Section 170 of the Act makes it obligatory for a driver to stop and report to the police an accident with a dog that is on the road when the vehicle or the dog is “damaged”. The Act does indeed refer to “damage” to a dog or the vehicle which puts things into perspective. How the people who wrote the Act can refer to injury to a dog as “damage” is beyond me.
The exact wording of the relevant parts of the Act are as follows:
170 Duty of driver to stop, report accident and give information or documents.
(1) This section applies in a case where, owing to the presence of a mechanically propelled vehicle on a road or other public place, an accident occurs by which—
(a) personal injury is caused to a person other than the driver of that mechanically propelled vehicle, or
(b) damage is caused—
(i) to a vehicle other than that mechanically propelled vehicle or a trailer drawn by that mechanically propelled vehicle, or
(ii) to an animal other than an animal in or on that mechanically propelled vehicle or a trailer drawn by that mechanically propelled vehicle, or…...
(8) In this section “animal” means horse, cattle, ass, mule, sheep, pig, goat or dog.
The other side of the coin is that a dog’s owner commits an offence if he lets his dog wander onto a road. The exceptions are sheep dogs that are working or dogs used for sport such as fox hounds.
27 Control of dogs on roads.
(1) A person who causes or permits a dog to be on a designated road without the dog being held on a lead is guilty of an offence.
subsection (1) above does not apply to dogs proved—
(a) to be kept for driving or tending sheep or cattle in the course of a trade or business, or
(b) to have been at the material time in use under proper control for sporting purposes.
In contrast, cats are hardly ever mentioned in any legislation. They are almost outside the law.
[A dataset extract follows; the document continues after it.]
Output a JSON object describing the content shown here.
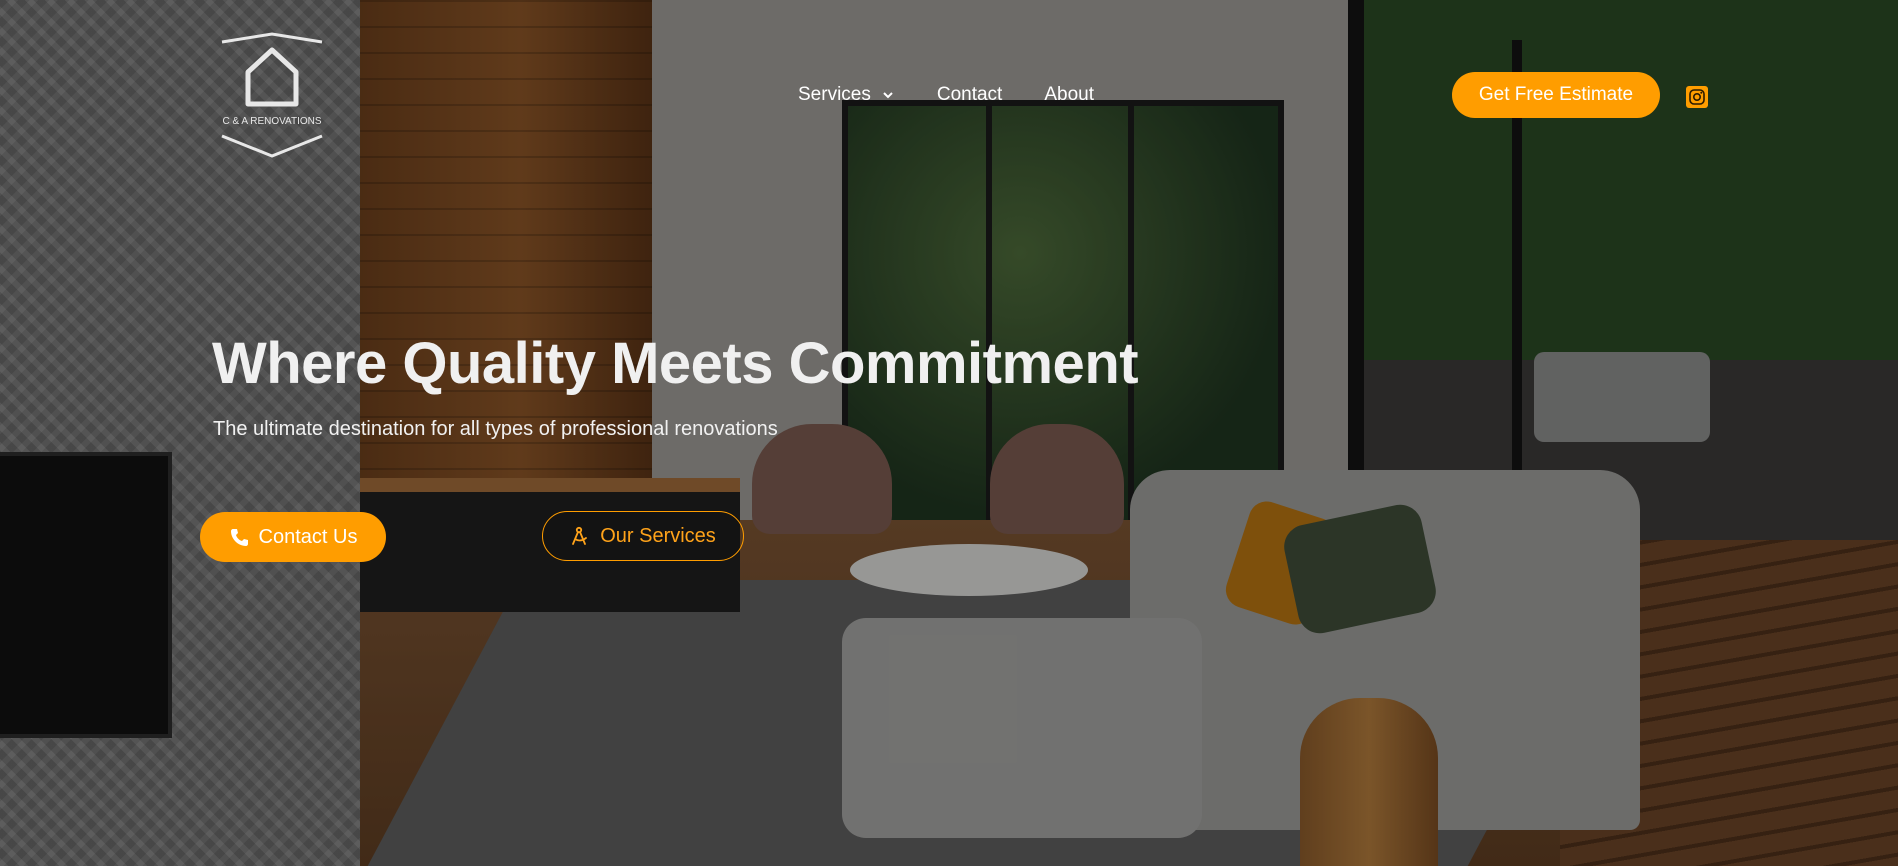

If a cat is hit by a car there is no legal obligation to do anything. Of course there is a moral obligation to stop and help the cat, which means finding the owner and taking the cat to the vet if injured. I wonder how many people do this?
Why is the dog apparently treated with more concern than the cat? Well, I don’t believe this is about the dog. I think it is about people and their possessions. Dogs are generally bigger than cats. They can cause damage to a car and affect the driver’s ability to control the car. An accident with a dog is liable to have ramifications, while hitting a cat will not.
However, the reference to dogs in the Road Traffic Act 1988 does show speciesism. The favoured species is neither the cat nor the dog but the human and his car.
There are other examples of speciesism concerning the cat and dog. In general the cat gets a raw deal.
Picture by [new account: DitiPenguin]